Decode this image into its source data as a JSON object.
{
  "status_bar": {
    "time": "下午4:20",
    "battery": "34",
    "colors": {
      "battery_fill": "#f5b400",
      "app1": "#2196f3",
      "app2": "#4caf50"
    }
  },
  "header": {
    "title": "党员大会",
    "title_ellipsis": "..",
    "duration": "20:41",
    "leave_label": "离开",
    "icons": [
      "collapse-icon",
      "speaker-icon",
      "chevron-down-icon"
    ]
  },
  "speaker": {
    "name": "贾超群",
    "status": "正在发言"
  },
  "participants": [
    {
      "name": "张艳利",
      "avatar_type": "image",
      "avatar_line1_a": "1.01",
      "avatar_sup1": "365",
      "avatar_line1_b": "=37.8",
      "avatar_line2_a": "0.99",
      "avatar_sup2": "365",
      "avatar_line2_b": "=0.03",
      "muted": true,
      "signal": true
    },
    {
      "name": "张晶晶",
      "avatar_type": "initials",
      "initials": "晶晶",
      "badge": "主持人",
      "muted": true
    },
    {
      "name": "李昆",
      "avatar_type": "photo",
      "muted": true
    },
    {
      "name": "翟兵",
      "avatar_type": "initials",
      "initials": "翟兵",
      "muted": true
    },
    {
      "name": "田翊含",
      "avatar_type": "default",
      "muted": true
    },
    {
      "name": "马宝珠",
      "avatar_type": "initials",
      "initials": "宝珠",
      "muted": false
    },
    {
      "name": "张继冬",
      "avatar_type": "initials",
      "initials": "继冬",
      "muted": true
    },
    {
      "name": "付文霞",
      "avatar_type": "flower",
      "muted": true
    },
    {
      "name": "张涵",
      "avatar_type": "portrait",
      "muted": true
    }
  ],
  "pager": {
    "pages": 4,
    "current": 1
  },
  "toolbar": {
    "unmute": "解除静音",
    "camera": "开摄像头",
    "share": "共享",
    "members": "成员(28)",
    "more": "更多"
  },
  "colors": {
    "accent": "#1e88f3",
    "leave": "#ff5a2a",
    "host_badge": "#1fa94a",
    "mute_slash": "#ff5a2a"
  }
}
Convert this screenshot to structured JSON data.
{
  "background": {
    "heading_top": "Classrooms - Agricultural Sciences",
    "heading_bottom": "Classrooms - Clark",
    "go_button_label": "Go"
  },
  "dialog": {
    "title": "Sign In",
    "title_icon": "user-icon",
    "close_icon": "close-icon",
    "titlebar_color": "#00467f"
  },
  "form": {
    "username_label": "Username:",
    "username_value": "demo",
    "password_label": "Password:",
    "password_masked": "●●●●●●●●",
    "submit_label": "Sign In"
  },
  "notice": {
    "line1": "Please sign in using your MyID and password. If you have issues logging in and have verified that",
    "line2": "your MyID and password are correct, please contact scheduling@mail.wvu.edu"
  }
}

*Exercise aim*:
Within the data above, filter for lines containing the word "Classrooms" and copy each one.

*Reply to the exercise*:
    "heading_top": "Classrooms - Agricultural Sciences",
    "heading_bottom": "Classrooms - Clark",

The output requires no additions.